The countries of the European Union, which are among the most affected by the energy crisis, are facing difficult challenges.

Will renewable energy pay the price for the EU energy crisis?

Before the start of autumn, the tension and uncertainty in the European Union are growing. The war in Ukraine has no prospect of ending soon, and new war hotspots are opening in countries that also affect energy prices. The countries of the European Union, which are among the most affected by the energy crisis, are facing difficult challenges. The choice to overcome or bridge the lack of energy is small, so the options are making decisions that are surprising. Decisions that have never been made before. Although they aim to create better conditions to spend the winter and ensure energy solidarity, they are not exactly good news for everyone. The creators of such policies certainly have an argument for them, which is that these are not decisions that should be liked, but to enable equal access to energy in difficult times.

But the real business is paying and will pay the price of the war in Ukraine and the political moves related to it. The latest decision of the European Commission (EC), which among other things refers to renewable energy sources, will create a certain stagnation in the development of this sector. Namely, the Commission adopted measures to deal with the energy crisis, which limited the income of producers of renewable energy sources, nuclear energy, and other advanced technologies to 180 euros per MWh. The idea is for renewable energy producers to cover their costs with this revenue cap, without disrupting the investment cycle in new capacities.

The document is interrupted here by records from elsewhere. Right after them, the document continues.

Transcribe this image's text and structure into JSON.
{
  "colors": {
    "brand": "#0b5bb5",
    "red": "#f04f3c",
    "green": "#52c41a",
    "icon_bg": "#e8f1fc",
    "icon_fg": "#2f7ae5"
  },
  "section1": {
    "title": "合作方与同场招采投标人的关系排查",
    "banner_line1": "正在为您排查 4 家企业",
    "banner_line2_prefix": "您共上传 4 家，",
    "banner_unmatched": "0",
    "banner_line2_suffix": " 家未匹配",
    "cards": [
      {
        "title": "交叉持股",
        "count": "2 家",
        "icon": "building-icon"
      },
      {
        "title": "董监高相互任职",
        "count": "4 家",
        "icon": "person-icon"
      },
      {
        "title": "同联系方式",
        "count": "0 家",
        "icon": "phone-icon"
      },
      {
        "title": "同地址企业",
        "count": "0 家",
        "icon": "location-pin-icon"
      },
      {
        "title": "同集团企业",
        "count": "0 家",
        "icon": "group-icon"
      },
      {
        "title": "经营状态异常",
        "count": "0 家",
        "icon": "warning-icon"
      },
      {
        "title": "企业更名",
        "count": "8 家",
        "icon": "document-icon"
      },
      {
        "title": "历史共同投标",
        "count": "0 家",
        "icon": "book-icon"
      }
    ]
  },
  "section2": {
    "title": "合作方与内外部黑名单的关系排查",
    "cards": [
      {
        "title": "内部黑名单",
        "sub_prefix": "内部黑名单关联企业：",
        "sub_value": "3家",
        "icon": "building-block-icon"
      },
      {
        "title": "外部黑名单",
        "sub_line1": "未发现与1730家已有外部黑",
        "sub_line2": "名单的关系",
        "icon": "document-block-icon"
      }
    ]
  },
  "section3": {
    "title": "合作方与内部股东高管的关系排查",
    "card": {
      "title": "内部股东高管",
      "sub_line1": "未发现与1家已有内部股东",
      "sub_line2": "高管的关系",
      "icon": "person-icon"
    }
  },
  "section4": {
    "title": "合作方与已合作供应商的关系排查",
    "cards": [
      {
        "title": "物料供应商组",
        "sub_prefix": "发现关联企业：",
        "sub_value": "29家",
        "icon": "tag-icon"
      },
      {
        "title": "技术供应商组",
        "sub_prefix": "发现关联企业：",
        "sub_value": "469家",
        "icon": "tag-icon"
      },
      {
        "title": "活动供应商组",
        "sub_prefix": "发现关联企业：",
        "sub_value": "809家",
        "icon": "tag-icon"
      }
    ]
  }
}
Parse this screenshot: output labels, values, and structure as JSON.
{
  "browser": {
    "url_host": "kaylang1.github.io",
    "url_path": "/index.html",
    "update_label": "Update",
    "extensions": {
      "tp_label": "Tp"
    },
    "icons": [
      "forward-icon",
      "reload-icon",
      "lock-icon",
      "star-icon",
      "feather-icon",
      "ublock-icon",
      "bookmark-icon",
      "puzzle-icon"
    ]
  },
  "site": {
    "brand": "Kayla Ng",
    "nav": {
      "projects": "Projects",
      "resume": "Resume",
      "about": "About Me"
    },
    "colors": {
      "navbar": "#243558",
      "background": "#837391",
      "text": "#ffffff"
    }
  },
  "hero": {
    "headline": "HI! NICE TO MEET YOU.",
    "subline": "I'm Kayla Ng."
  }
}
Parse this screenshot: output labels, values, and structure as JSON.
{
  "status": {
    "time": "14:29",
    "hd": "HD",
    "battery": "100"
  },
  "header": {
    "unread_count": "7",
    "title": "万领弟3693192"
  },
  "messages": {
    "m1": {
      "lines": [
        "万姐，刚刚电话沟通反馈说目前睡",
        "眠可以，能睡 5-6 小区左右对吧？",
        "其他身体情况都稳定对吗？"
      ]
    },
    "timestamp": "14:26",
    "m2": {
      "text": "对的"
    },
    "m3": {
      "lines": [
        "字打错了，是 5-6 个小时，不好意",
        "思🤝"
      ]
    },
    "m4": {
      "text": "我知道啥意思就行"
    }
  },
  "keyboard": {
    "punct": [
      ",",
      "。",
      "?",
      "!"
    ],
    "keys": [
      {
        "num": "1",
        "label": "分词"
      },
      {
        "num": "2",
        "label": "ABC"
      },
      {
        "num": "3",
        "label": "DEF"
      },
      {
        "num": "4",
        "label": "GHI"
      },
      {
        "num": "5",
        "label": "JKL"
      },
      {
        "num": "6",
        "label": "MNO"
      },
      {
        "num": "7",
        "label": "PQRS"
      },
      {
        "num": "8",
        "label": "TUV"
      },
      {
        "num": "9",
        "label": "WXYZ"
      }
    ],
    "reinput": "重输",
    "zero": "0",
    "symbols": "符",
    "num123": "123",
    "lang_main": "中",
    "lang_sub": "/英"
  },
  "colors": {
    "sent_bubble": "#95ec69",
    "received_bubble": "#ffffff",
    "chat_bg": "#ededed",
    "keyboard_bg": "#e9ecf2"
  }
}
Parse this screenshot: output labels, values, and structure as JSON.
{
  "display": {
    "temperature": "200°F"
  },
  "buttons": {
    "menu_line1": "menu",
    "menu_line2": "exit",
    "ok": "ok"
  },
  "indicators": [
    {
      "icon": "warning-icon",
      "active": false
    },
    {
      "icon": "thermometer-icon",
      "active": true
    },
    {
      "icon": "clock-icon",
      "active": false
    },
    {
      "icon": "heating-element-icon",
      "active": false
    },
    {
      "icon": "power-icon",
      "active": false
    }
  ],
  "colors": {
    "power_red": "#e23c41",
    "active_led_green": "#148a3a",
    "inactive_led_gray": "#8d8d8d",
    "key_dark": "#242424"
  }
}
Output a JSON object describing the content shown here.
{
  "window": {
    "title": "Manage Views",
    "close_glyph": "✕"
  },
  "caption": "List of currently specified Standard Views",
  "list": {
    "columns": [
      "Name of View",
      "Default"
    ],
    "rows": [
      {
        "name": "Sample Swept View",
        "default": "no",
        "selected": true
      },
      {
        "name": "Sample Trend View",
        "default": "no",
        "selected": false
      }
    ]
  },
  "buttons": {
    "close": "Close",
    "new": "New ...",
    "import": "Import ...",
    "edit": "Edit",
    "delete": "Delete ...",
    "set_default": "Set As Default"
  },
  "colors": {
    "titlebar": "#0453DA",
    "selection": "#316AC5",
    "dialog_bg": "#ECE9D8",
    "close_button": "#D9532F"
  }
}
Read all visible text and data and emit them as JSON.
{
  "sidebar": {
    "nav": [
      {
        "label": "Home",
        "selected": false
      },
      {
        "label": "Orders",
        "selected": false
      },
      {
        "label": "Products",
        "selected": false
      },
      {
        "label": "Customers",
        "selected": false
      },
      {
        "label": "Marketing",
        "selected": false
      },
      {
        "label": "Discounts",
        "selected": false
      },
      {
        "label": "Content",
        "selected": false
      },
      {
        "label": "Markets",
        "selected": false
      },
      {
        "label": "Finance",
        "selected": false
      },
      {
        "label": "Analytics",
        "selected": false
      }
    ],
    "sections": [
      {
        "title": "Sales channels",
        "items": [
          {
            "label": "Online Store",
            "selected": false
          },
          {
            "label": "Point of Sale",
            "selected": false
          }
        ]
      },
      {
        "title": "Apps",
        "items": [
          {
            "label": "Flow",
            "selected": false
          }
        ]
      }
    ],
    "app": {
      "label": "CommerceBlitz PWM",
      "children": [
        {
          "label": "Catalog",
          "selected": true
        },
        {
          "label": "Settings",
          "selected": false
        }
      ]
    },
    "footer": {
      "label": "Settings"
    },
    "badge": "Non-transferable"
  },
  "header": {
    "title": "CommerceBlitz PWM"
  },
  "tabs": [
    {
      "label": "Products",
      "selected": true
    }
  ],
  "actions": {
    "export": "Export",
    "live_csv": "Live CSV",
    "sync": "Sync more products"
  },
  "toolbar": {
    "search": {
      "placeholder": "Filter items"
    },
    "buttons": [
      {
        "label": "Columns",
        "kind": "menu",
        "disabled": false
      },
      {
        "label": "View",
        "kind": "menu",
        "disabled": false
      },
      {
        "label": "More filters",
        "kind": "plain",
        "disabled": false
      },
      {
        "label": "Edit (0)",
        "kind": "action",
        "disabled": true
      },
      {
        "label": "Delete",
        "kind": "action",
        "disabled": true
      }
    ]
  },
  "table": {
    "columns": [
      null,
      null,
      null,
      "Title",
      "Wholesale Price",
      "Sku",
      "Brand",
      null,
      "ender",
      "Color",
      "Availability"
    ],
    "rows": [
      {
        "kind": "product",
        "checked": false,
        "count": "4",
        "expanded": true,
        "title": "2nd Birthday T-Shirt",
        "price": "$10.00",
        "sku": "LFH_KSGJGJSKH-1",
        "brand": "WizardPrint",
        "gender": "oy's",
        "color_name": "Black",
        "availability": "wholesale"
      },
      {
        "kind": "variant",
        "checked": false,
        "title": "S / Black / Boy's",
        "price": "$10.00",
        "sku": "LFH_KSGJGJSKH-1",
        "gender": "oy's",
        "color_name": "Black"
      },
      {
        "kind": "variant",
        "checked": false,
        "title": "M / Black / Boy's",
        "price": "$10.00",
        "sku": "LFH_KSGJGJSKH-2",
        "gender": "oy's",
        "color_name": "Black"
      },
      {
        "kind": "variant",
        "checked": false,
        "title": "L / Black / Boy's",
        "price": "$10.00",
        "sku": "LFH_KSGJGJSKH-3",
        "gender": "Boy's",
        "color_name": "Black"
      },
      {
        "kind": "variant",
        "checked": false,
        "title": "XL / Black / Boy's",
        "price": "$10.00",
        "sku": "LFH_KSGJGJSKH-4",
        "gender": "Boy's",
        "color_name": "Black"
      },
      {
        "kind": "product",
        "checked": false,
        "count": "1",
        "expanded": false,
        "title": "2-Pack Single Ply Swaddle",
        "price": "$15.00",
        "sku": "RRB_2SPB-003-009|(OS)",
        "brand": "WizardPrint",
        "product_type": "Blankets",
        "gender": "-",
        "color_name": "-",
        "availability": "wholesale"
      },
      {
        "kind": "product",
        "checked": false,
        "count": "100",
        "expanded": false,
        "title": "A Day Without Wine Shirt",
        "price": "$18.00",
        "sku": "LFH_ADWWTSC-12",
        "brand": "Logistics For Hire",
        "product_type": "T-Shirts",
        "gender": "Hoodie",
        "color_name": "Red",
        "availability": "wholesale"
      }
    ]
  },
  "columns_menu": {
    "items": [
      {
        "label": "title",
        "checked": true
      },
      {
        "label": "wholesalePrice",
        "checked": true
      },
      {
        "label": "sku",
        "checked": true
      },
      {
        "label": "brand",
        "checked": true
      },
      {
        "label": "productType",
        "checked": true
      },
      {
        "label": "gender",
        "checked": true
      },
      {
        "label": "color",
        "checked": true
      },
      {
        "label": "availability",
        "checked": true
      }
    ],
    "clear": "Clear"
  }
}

Although producers of renewable energy sources will have limited profits, the analysis of the EC shows that it will still be possible to fulfill the energy and climate goals set for 2030 and 2050. Revenues above the cap will be collected by member state governments and used to help energy consumers reduce their bills. The system of determining the price per kilowatt hour will not undergo changes for the time being. But one thing is certain, with this measure of the Commission, the profits of investors and companies from renewable energy sources will go to the Governments of the EU member states.

There is no doubt that the energy crisis is dramatic, but definitely, such policies, which also mean direct intervention in the market, will create a partial stagnation in the development of the capacities for renewable energy sources. In addition to that, the challenging and increasingly expensive transportation of materials puts additional pressure on investments in renewable sources before the coming winter.

The European Union is not giving up on its green agenda, but the dramatic situation before the beginning of winter is shifting priorities. All sectors will pay the price. But the fact remains that it is not only risky but also short-term, creating a climate in which the industry of renewable energy sources will stagnate.

Renewable energy sources are the basis for energy independence and obtaining cheaper energy, which no one will just give up. Neither investors nor governments. Hence, these measures before the dramatic winter challenges will have short-term coverage. The creation of a good business climate and the encouragement of investments in renewable energy sources will continue. This is exactly why the Commission in its latest education encourages continued investments in renewable energy sources and energy efficiency according to the goals of REPowerEU.